web analytics

The Advent of Uptalk in British English

The phenomenon known as “uptalk,” by which is meant the use of interrogative intonation in declarative clauses, has become thoroughly incorporated into the speech of (mostly younger) American females and some males but has not typically been noted for British English. However, on the evidence provided by the speech of a young female doctor being interviewed this morning about her research on the BBC (Dr. Michelle Beaumont, King’s College London) makes it abundantly clear that RP (the so-called “Received Pronunciation,” which is the British standard) is no longer immune to the penetration of uptalk. As in American English, this new intonation is used by females who wish to make a declarative statement while simultaneously conceding to their interlocutors that (1) the content of their assertion is subject to doubt or disproof; and (2) the interlocutor is invited to only tentatively or provisionally entertain its veracity.

MICHAEL SHAPIRO

Leave a Comment

151 feed subscribers
Categories
Archives
Readers with non-commercial queries and a personal e-mail address can click here:

Michael Shapiro: Sound and Meaning in Shakespeare's Sonnets
ePub $2.49 | Mobi $2.49

Michael Shapiro: The Speaking Self: Language Lore and English Usage
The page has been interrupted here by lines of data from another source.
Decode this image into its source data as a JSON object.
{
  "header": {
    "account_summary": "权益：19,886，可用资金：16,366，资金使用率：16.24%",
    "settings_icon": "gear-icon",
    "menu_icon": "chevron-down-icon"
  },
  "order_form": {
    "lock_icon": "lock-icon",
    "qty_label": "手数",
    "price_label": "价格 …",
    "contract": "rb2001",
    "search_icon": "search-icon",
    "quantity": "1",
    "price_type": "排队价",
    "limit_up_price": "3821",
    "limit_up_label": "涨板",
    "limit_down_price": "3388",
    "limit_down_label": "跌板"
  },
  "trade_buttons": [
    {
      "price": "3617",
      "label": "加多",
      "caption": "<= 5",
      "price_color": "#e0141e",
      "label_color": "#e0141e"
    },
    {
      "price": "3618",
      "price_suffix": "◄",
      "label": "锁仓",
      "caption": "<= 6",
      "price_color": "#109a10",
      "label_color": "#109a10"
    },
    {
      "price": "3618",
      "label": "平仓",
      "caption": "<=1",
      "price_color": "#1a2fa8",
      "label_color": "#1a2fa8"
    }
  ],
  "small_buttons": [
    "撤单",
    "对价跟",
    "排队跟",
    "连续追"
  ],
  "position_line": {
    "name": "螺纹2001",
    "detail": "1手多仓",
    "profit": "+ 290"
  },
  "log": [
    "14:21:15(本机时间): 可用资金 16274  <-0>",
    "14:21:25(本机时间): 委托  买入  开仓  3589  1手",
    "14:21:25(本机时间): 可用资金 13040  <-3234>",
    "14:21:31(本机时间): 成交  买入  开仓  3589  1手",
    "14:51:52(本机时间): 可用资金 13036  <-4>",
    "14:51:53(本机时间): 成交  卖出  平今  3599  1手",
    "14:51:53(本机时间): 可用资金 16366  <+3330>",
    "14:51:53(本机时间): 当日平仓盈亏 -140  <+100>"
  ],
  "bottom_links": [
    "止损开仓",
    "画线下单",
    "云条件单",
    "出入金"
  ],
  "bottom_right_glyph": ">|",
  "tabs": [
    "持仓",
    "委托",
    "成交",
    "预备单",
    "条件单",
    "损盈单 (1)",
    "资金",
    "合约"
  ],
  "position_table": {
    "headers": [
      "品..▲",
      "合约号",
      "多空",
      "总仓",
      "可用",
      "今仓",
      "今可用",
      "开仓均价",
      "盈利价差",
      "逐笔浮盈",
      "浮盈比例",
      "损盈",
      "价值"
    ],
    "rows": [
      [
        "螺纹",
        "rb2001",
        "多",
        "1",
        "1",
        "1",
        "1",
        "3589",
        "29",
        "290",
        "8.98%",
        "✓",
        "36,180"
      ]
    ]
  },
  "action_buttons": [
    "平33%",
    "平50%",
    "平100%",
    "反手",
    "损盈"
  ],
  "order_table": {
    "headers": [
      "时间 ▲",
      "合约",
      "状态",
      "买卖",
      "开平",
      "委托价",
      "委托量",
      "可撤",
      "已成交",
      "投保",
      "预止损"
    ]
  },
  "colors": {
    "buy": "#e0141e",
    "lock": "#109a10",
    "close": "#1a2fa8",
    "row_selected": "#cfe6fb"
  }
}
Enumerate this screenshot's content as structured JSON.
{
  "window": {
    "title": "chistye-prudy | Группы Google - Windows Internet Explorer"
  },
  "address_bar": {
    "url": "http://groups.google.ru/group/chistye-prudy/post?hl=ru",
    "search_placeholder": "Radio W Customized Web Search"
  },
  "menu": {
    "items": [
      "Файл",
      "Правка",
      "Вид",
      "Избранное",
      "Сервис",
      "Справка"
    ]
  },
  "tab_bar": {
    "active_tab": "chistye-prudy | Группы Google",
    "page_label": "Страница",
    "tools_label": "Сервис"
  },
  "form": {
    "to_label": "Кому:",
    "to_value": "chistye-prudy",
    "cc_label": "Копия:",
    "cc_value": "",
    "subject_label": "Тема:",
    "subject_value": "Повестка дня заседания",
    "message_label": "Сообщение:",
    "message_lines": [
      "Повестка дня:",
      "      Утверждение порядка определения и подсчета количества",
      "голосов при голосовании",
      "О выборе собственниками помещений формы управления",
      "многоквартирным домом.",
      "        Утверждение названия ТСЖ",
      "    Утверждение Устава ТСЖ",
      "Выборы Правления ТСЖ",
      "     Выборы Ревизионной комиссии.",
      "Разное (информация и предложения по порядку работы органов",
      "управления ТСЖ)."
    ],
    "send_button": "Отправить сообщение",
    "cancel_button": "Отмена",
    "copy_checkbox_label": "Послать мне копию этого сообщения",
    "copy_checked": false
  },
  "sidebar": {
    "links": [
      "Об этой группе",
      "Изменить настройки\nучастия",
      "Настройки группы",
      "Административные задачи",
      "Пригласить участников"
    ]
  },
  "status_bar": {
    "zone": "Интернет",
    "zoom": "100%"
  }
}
For free email notification of new blog posts, please enter your address in the field below, and then click Subscribe.



Michael Shapiro's Upcoming Appearances